H Wanka, D Staar, P Lutze, B Peters, J Hildebrandt, T Beck, I Bäumgen, A Albers, T Krieg, K Zimmermann, J Sczodrok, S Schäfer, S Hoffmann, J Peters
J Mol Med (Berl)
UNLABELLED: In the heart, secretory renin promotes hypertrophy, apoptosis, necrosis, fibrosis, and cardiac failure through angiotensin generation from angiotensinogen. Thus, inhibitors of the renin-angiotensin system are among the most potent drugs in the treatment of cardiac failure. Renin transcripts have been identified encoding a renin isoform with unknown targets and unknown functions that are localized to the cytosol and mitochondria. We hypothesize that this isoform, in contrast to secretory renin, exerts cardioprotective effects in an angiotensin-independent manner. Cells overexpressing cytosolic renin were generated by transfection or obtained from CX(exon2-9)renin transgenic rats. Overexpression of cytosolic renin reduced the rate of necrosis in H9c2 cardiomyoblasts and in primary cardiomyocytes after glucose depletion. These effects were not mediated by angiotensin generation since an inhibitor of renin activity did not influence the in vitro effects. siRNA-mediated knockdown of endogenous cytosolic renin increased the rate of necrosis and aggravated the pro-necrotic effects of glucose depletion. Isolated perfused hearts obtained from transgenic rats overexpressing cytosolic renin exhibited a 50% reduction of infarct size after ischemia-reperfusion injury.
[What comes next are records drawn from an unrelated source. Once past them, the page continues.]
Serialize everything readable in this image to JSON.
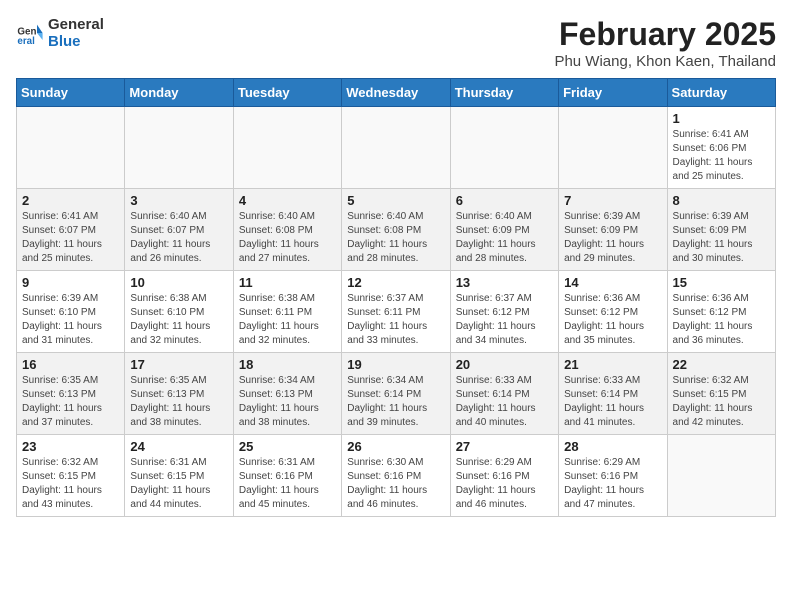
{
  "header": {
    "logo_line1": "General",
    "logo_line2": "Blue",
    "month_year": "February 2025",
    "location": "Phu Wiang, Khon Kaen, Thailand"
  },
  "weekdays": [
    "Sunday",
    "Monday",
    "Tuesday",
    "Wednesday",
    "Thursday",
    "Friday",
    "Saturday"
  ],
  "weeks": [
    [
      {
        "day": "",
        "info": ""
      },
      {
        "day": "",
        "info": ""
      },
      {
        "day": "",
        "info": ""
      },
      {
        "day": "",
        "info": ""
      },
      {
        "day": "",
        "info": ""
      },
      {
        "day": "",
        "info": ""
      },
      {
        "day": "1",
        "info": "Sunrise: 6:41 AM\nSunset: 6:06 PM\nDaylight: 11 hours\nand 25 minutes."
      }
    ],
    [
      {
        "day": "2",
        "info": "Sunrise: 6:41 AM\nSunset: 6:07 PM\nDaylight: 11 hours\nand 25 minutes."
      },
      {
        "day": "3",
        "info": "Sunrise: 6:40 AM\nSunset: 6:07 PM\nDaylight: 11 hours\nand 26 minutes."
      },
      {
        "day": "4",
        "info": "Sunrise: 6:40 AM\nSunset: 6:08 PM\nDaylight: 11 hours\nand 27 minutes."
      },
      {
        "day": "5",
        "info": "Sunrise: 6:40 AM\nSunset: 6:08 PM\nDaylight: 11 hours\nand 28 minutes."
      },
      {
        "day": "6",
        "info": "Sunrise: 6:40 AM\nSunset: 6:09 PM\nDaylight: 11 hours\nand 28 minutes."
      },
      {
        "day": "7",
        "info": "Sunrise: 6:39 AM\nSunset: 6:09 PM\nDaylight: 11 hours\nand 29 minutes."
      },
      {
        "day": "8",
        "info": "Sunrise: 6:39 AM\nSunset: 6:09 PM\nDaylight: 11 hours\nand 30 minutes."
      }
    ],
    [
      {
        "day": "9",
        "info": "Sunrise: 6:39 AM\nSunset: 6:10 PM\nDaylight: 11 hours\nand 31 minutes."
      },
      {
        "day": "10",
        "info": "Sunrise: 6:38 AM\nSunset: 6:10 PM\nDaylight: 11 hours\nand 32 minutes."
      },
      {
        "day": "11",
        "info": "Sunrise: 6:38 AM\nSunset: 6:11 PM\nDaylight: 11 hours\nand 32 minutes."
      },
      {
        "day": "12",
        "info": "Sunrise: 6:37 AM\nSunset: 6:11 PM\nDaylight: 11 hours\nand 33 minutes."
      },
      {
        "day": "13",
        "info": "Sunrise: 6:37 AM\nSunset: 6:12 PM\nDaylight: 11 hours\nand 34 minutes."
      },
      {
        "day": "14",
        "info": "Sunrise: 6:36 AM\nSunset: 6:12 PM\nDaylight: 11 hours\nand 35 minutes."
      },
      {
        "day": "15",
        "info": "Sunrise: 6:36 AM\nSunset: 6:12 PM\nDaylight: 11 hours\nand 36 minutes."
      }
    ],
    [
      {
        "day": "16",
        "info": "Sunrise: 6:35 AM\nSunset: 6:13 PM\nDaylight: 11 hours\nand 37 minutes."
      },
      {
        "day": "17",
        "info": "Sunrise: 6:35 AM\nSunset: 6:13 PM\nDaylight: 11 hours\nand 38 minutes."
      },
      {
        "day": "18",
        "info": "Sunrise: 6:34 AM\nSunset: 6:13 PM\nDaylight: 11 hours\nand 38 minutes."
      },
      {
        "day": "19",
        "info": "Sunrise: 6:34 AM\nSunset: 6:14 PM\nDaylight: 11 hours\nand 39 minutes."
      },
      {
        "day": "20",
        "info": "Sunrise: 6:33 AM\nSunset: 6:14 PM\nDaylight: 11 hours\nand 40 minutes."
      },
      {
        "day": "21",
        "info": "Sunrise: 6:33 AM\nSunset: 6:14 PM\nDaylight: 11 hours\nand 41 minutes."
      },
      {
        "day": "22",
        "info": "Sunrise: 6:32 AM\nSunset: 6:15 PM\nDaylight: 11 hours\nand 42 minutes."
      }
    ],
    [
      {
        "day": "23",
        "info": "Sunrise: 6:32 AM\nSunset: 6:15 PM\nDaylight: 11 hours\nand 43 minutes."
      },
      {
        "day": "24",
        "info": "Sunrise: 6:31 AM\nSunset: 6:15 PM\nDaylight: 11 hours\nand 44 minutes."
      },
      {
        "day": "25",
        "info": "Sunrise: 6:31 AM\nSunset: 6:16 PM\nDaylight: 11 hours\nand 45 minutes."
      },
      {
        "day": "26",
        "info": "Sunrise: 6:30 AM\nSunset: 6:16 PM\nDaylight: 11 hours\nand 46 minutes."
      },
      {
        "day": "27",
        "info": "Sunrise: 6:29 AM\nSunset: 6:16 PM\nDaylight: 11 hours\nand 46 minutes."
      },
      {
        "day": "28",
        "info": "Sunrise: 6:29 AM\nSunset: 6:16 PM\nDaylight: 11 hours\nand 47 minutes."
      },
      {
        "day": "",
        "info": ""
      }
    ]
  ]
}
Cytosolic renin is essential for survival, both under basal conditions and during glucose starvation. The protective effects are angiotensin-independent and contrary to the known actions of secretory renin. KEY MESSAGES: A cytosolic isoform of renin with unknown functions is expressed in the heart. Cytosolic renin diminishes ischemia induced damage to the heart. The protective effects of cytosolic renin contradict the known function of secretory renin. The effects of cytosolic renin are not mediated via angiotensin generation. Renin-binding protein is a potential target for cytosolic renin.